Special consideration can be given to a rider signed by a team who has no formal ranking points on the road but has had other success. For example a track or mountain bike world champion can be given synthetic individual value points to contribute to the team’s sporting value although the scenarios are limited, for example an omnium champion can get points but not a team pursuiter. Cyclocross star Sven Nys has just said he thinks top cross riders should be able to bring points to road teams… but this very idea is in place under the existing rules already. Only nobody knows about it.
One regular question is why teams with a reported licence for several years still have to worry about relegation every year. It’s true that teams get multi-year licences that can last for four years. But there is an annual assessment. It makes sense,a team that meets all the requirements for its first season must continue to meet these levels for the remaining four years. This is protective, for example a team could signed riders with points to qualify for the World Tour in its first year only to let them go and hire some second-rate riders but still qualify for the Tour de France, sending a poor team but still cashing on on its presence in the race.
The flip-side is that sponsor holding a four year licence in fact has a one year licence followed by an option to renew annually. This is risky, the sponsor cannot know the state of the jobs market for riders in the upcoming years and the investment needed to keep hire enough riders with points.
The exact arithmetic of the points system is top secret although last year cyclingnews got a glimpse. It’s not just UCI cageyness. Instead the idea is that if riders don’t know the points scale then they won’t race for points, unaware of the exact arithmetic they will eschew calculation and race to win.
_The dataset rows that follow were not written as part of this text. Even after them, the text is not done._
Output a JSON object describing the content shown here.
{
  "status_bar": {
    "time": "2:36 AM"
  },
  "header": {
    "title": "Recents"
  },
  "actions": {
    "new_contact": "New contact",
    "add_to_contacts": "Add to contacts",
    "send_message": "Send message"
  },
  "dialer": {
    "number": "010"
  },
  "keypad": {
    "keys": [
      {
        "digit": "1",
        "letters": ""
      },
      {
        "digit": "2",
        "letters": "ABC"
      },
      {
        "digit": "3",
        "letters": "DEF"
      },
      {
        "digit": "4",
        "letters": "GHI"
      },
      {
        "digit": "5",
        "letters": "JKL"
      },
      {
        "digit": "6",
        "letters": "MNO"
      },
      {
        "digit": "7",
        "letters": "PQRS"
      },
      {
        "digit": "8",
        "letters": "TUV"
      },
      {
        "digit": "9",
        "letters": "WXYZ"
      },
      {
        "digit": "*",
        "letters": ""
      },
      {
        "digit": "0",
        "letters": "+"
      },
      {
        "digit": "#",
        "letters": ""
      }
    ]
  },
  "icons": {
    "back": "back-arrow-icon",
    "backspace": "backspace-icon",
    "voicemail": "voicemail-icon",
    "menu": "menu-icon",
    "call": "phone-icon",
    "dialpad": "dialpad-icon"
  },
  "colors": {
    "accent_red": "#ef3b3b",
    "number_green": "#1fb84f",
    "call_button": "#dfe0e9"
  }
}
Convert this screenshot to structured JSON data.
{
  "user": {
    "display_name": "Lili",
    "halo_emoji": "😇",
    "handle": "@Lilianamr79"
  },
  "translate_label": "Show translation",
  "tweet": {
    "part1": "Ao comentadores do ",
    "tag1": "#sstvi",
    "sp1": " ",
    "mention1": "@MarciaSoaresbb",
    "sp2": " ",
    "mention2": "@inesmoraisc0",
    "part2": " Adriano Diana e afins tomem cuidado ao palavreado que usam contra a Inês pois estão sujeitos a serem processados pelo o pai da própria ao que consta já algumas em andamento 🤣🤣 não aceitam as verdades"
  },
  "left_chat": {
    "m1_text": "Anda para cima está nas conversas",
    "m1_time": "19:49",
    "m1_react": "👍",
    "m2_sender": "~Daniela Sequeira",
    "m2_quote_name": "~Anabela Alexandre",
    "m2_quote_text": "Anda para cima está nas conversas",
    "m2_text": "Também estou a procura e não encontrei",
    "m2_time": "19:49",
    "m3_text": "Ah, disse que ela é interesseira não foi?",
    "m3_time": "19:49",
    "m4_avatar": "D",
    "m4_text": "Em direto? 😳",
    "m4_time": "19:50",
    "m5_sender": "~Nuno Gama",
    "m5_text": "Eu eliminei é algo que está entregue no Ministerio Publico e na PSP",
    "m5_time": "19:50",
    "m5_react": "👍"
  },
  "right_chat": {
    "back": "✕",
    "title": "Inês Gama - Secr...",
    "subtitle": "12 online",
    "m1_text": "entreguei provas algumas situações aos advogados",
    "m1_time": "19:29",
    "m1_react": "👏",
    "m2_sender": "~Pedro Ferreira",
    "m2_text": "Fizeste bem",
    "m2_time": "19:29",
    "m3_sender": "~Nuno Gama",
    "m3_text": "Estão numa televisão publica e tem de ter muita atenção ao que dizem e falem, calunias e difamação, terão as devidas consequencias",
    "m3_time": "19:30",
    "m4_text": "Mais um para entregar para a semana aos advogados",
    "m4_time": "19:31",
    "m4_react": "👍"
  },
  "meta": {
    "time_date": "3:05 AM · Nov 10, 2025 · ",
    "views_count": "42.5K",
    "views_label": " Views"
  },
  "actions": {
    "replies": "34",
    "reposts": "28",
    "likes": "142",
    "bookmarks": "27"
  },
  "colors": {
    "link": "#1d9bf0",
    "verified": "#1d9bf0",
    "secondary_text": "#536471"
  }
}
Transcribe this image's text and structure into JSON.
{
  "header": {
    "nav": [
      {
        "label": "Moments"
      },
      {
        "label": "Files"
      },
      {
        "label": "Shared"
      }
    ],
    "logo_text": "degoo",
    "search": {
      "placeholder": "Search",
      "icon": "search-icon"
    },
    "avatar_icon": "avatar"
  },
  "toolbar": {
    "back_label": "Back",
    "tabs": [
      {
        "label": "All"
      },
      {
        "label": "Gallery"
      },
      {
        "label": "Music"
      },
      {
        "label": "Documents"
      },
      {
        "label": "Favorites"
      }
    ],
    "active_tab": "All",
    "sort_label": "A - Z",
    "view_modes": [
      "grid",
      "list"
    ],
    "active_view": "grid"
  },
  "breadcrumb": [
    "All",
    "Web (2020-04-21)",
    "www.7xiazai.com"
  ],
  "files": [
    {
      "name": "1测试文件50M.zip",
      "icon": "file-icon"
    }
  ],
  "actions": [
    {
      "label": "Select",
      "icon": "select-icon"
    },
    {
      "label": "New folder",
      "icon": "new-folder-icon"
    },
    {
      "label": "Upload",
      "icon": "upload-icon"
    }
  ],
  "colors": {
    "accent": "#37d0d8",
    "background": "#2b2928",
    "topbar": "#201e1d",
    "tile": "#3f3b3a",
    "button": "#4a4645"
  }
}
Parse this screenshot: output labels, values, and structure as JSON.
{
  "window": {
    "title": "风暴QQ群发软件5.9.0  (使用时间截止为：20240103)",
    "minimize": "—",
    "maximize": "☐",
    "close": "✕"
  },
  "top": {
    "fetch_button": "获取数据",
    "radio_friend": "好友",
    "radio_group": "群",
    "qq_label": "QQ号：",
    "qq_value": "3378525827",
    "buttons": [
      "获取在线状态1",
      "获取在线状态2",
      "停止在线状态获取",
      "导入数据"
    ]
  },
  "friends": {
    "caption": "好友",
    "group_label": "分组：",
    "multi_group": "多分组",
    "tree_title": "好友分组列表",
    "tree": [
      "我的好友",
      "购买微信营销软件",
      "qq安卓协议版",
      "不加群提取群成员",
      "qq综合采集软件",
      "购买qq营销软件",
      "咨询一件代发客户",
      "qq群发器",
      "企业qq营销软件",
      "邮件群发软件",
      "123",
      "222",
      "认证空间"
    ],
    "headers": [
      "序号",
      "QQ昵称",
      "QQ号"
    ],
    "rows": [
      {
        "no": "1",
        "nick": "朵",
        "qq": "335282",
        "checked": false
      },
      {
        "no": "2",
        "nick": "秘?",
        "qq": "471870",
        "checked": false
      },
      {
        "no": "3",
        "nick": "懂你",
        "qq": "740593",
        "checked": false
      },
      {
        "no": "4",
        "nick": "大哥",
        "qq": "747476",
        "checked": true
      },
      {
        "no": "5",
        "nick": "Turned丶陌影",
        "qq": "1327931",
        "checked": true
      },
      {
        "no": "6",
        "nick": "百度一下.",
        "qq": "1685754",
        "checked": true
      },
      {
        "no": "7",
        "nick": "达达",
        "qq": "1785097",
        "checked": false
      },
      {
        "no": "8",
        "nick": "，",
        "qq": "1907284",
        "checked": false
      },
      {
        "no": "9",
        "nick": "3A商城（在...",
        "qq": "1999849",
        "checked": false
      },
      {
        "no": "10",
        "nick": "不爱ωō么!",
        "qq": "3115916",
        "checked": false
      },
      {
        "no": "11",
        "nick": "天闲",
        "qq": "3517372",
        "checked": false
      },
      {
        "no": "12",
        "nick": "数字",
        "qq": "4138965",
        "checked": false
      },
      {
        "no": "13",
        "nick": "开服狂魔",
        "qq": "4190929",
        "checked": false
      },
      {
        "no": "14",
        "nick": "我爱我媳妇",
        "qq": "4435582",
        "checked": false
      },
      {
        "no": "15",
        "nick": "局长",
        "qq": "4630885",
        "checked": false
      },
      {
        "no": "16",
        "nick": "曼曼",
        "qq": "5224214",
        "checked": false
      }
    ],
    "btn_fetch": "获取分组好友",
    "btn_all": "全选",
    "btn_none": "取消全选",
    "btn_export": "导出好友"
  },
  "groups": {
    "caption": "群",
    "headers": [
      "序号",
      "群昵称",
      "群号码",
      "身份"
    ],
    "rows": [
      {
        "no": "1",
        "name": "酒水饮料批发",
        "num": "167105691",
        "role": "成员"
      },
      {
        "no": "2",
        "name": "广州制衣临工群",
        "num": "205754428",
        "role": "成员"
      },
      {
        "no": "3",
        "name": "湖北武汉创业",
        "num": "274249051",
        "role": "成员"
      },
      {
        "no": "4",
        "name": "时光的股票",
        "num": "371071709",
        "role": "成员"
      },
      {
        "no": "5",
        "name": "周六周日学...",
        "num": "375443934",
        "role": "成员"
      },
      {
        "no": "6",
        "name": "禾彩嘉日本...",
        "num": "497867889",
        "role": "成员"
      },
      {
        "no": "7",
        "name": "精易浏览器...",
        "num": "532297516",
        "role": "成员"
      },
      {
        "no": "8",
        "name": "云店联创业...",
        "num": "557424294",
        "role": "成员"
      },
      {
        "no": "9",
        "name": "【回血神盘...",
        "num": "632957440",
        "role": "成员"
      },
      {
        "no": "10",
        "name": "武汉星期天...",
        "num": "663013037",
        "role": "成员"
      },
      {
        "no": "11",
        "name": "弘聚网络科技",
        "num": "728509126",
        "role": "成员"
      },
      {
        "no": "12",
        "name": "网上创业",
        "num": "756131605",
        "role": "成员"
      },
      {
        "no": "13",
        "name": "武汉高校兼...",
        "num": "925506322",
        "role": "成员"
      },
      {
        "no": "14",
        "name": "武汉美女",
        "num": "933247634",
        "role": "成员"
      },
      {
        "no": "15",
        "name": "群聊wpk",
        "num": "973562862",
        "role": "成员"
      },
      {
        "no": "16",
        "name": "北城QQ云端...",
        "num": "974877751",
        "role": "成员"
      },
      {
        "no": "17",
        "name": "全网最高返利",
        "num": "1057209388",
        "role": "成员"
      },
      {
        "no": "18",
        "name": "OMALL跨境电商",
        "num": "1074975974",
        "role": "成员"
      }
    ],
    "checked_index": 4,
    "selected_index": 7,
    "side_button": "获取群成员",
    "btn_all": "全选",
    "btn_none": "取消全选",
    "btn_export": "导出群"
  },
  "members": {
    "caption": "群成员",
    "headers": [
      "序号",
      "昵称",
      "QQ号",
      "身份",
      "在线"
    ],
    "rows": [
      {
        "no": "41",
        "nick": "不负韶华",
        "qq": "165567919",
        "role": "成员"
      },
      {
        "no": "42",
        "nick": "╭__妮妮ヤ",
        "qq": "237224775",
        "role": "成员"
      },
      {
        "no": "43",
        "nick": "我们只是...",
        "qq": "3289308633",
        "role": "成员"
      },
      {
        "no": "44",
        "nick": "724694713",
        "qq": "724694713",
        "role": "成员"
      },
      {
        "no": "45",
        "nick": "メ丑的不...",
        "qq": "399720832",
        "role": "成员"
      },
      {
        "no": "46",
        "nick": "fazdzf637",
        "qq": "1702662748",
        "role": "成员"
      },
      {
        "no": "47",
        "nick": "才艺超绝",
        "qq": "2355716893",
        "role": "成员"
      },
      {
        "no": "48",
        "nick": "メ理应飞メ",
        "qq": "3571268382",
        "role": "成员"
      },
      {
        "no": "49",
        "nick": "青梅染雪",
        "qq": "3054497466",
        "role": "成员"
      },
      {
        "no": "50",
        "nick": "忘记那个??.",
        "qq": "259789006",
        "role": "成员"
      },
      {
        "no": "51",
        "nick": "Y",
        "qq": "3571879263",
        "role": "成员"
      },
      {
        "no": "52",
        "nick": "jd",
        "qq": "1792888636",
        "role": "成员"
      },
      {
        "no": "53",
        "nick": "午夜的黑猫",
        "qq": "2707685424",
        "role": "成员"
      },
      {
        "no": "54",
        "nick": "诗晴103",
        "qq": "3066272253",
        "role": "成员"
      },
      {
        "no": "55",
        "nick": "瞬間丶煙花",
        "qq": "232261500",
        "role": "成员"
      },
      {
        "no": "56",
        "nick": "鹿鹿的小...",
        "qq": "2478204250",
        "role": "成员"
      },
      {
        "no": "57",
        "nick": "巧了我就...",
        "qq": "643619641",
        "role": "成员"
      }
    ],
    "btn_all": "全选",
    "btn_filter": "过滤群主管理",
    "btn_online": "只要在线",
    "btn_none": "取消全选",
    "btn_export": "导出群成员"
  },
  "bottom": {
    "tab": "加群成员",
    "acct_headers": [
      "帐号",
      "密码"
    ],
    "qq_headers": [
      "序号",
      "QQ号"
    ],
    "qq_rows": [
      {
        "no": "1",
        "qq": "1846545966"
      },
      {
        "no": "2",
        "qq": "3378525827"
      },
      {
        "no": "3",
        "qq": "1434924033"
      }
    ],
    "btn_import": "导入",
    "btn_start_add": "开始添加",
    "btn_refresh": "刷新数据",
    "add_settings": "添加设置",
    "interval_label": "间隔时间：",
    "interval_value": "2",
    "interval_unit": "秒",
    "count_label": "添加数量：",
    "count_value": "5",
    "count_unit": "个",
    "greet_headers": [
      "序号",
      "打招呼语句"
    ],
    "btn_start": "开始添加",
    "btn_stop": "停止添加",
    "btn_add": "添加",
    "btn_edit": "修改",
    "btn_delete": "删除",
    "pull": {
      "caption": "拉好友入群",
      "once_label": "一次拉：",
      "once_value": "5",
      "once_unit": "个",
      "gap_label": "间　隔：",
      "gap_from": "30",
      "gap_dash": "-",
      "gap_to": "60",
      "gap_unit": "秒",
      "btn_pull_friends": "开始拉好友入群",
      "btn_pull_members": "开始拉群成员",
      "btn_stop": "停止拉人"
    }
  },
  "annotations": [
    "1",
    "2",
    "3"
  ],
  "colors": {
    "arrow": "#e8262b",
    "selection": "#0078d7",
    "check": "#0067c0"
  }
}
However this good intention is having the reverse consequence. Many riders have the impression that they must have points to have a good contract when in fact only the top-12 on a team need to bring the points. If they only knew that points count for a few riders then they’d sleep better at night and race better in the day.
- Sporting value is based on the “individual value” of rider with points signed for the next season plus points from “collective value” of team results earned in the past year
- Only the top 12 riders on the team count towards the “individual value”
- Points are won in all UCI registered races but weighted towards the biggest events with the deepest fields
- An individual’s points come from the two past seasons, so for 2013 the rider’s results in 2011 and 2012 score points
- Bonus points for “collective value” are won for team rankings, whether the UCI rankings or classifications within stage races
- Special individual points can be attributed to non-road cyclists who join a pro team
Is it clear now? If the precise arithmetic remains top secret hopefully you get the idea that teams are scored using an internal points scale based on the 12 best riders they have under contract for 2013.
I think the secrecy has backfired, the sport has got to the point where many riders are scrambling for points and blaming the system when in fact they might not need to worry so much. Even Sven Nys who sits on the UCI’s athlete commission appears confused by the system. With the move to counting the points of only the best 12 riders, down from 15 before, the majority of a team’s roster can be packed with valuable but “pointless” riders.
It’s right that a four year licence is not set in stone otherwise cynical team managers could sit on a four year licence and send weak teams to races but at the same time, this annual review is awkward because a sponsor who signs up today for a four year licence cannot be sure how much it will cost to assemble a qualifying team in three years’ time, which makes durable sponsorship hard to secure.